◆ Description of the task ◆
Whenever a line of the records below contains the word "JSON", copy that line.

----- Excerpted records -----

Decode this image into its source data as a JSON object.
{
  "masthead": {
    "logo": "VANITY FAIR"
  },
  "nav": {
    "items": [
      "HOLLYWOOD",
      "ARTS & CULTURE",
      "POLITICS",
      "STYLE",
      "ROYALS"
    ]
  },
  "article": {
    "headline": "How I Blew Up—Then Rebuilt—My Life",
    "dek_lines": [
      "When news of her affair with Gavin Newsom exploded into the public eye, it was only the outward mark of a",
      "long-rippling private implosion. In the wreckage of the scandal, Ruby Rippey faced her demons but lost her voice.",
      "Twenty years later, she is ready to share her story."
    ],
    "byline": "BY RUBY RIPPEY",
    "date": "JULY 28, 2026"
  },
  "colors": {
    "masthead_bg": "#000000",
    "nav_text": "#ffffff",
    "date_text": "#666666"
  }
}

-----
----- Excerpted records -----

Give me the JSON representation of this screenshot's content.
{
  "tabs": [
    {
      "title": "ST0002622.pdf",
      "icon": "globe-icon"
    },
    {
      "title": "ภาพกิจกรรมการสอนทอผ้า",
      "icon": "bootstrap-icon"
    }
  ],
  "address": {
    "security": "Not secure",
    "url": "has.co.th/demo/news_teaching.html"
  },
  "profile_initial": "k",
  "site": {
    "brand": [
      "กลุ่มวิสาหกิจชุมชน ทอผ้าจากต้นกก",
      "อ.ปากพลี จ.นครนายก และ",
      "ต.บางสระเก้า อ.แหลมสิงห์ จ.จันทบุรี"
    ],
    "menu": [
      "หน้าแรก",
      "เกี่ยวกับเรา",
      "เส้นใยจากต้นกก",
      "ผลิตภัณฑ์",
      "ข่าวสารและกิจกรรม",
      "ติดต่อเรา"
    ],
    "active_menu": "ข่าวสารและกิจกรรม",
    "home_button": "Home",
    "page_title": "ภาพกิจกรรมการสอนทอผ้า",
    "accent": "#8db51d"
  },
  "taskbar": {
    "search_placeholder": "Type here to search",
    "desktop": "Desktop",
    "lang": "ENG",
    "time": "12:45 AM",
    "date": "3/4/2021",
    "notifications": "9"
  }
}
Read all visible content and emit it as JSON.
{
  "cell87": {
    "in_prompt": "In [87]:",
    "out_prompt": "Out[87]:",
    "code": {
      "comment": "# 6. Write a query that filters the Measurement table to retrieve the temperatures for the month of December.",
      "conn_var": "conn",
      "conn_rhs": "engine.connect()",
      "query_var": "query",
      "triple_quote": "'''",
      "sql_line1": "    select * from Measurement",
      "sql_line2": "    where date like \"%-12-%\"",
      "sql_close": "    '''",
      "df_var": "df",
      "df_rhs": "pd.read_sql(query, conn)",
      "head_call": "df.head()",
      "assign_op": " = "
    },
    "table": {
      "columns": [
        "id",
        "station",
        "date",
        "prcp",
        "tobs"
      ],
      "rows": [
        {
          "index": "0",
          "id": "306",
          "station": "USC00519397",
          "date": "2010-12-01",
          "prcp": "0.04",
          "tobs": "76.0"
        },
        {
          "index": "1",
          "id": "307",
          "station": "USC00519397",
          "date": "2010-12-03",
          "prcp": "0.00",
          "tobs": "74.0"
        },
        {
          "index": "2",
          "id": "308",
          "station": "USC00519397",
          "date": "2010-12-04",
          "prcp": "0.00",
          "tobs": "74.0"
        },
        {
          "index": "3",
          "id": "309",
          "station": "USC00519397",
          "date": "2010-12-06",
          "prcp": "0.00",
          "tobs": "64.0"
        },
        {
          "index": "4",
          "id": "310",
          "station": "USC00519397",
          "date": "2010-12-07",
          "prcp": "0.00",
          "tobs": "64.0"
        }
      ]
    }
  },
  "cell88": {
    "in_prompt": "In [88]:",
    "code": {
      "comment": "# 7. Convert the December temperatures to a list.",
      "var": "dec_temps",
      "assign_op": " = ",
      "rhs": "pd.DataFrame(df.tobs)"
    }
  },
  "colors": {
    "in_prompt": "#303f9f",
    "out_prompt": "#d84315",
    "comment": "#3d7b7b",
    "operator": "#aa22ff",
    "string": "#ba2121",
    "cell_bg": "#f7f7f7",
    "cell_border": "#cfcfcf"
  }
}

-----
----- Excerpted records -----

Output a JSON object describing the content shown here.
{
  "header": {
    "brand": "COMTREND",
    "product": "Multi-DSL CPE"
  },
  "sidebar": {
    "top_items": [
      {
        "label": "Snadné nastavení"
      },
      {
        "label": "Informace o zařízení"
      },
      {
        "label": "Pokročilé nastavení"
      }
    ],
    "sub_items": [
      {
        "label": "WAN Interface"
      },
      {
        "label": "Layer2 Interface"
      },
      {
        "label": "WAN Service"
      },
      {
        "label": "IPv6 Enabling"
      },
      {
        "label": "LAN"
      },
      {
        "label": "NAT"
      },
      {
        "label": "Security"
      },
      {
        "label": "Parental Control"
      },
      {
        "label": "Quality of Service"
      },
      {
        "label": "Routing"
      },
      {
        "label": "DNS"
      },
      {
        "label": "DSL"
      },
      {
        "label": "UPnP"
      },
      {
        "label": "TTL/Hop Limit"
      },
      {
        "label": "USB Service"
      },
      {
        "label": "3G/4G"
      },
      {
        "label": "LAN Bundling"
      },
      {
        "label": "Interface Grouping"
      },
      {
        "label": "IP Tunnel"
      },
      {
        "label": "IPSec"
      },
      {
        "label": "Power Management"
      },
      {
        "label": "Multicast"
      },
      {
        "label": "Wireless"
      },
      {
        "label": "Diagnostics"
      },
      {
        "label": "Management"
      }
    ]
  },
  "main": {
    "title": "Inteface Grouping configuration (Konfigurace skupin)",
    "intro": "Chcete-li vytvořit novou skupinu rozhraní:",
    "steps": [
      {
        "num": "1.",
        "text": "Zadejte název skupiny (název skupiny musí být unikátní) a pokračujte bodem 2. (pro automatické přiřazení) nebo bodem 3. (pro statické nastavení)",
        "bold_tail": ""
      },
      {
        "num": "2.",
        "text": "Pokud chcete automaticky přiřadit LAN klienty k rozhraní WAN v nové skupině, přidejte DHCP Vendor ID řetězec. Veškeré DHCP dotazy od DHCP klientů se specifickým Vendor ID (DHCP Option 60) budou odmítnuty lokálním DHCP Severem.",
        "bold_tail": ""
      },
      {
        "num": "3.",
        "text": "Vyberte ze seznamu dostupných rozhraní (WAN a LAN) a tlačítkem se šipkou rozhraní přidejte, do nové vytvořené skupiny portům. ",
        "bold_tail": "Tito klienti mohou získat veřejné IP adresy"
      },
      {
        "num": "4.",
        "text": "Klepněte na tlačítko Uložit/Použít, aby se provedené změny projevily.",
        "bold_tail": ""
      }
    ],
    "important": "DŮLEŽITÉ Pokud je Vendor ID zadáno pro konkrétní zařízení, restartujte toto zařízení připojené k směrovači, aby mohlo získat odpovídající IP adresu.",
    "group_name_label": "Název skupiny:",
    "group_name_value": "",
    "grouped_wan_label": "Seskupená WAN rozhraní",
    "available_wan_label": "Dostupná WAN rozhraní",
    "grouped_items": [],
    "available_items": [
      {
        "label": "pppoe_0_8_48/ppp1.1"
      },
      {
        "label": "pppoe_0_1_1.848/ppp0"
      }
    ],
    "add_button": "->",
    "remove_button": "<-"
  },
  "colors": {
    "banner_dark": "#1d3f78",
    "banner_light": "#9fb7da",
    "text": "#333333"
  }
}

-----

◆ Problem solution ◆
Decode this image into its source data as a JSON object.
Give me the JSON representation of this screenshot's content.
Read all visible content and emit it as JSON.
Output a JSON object describing the content shown here.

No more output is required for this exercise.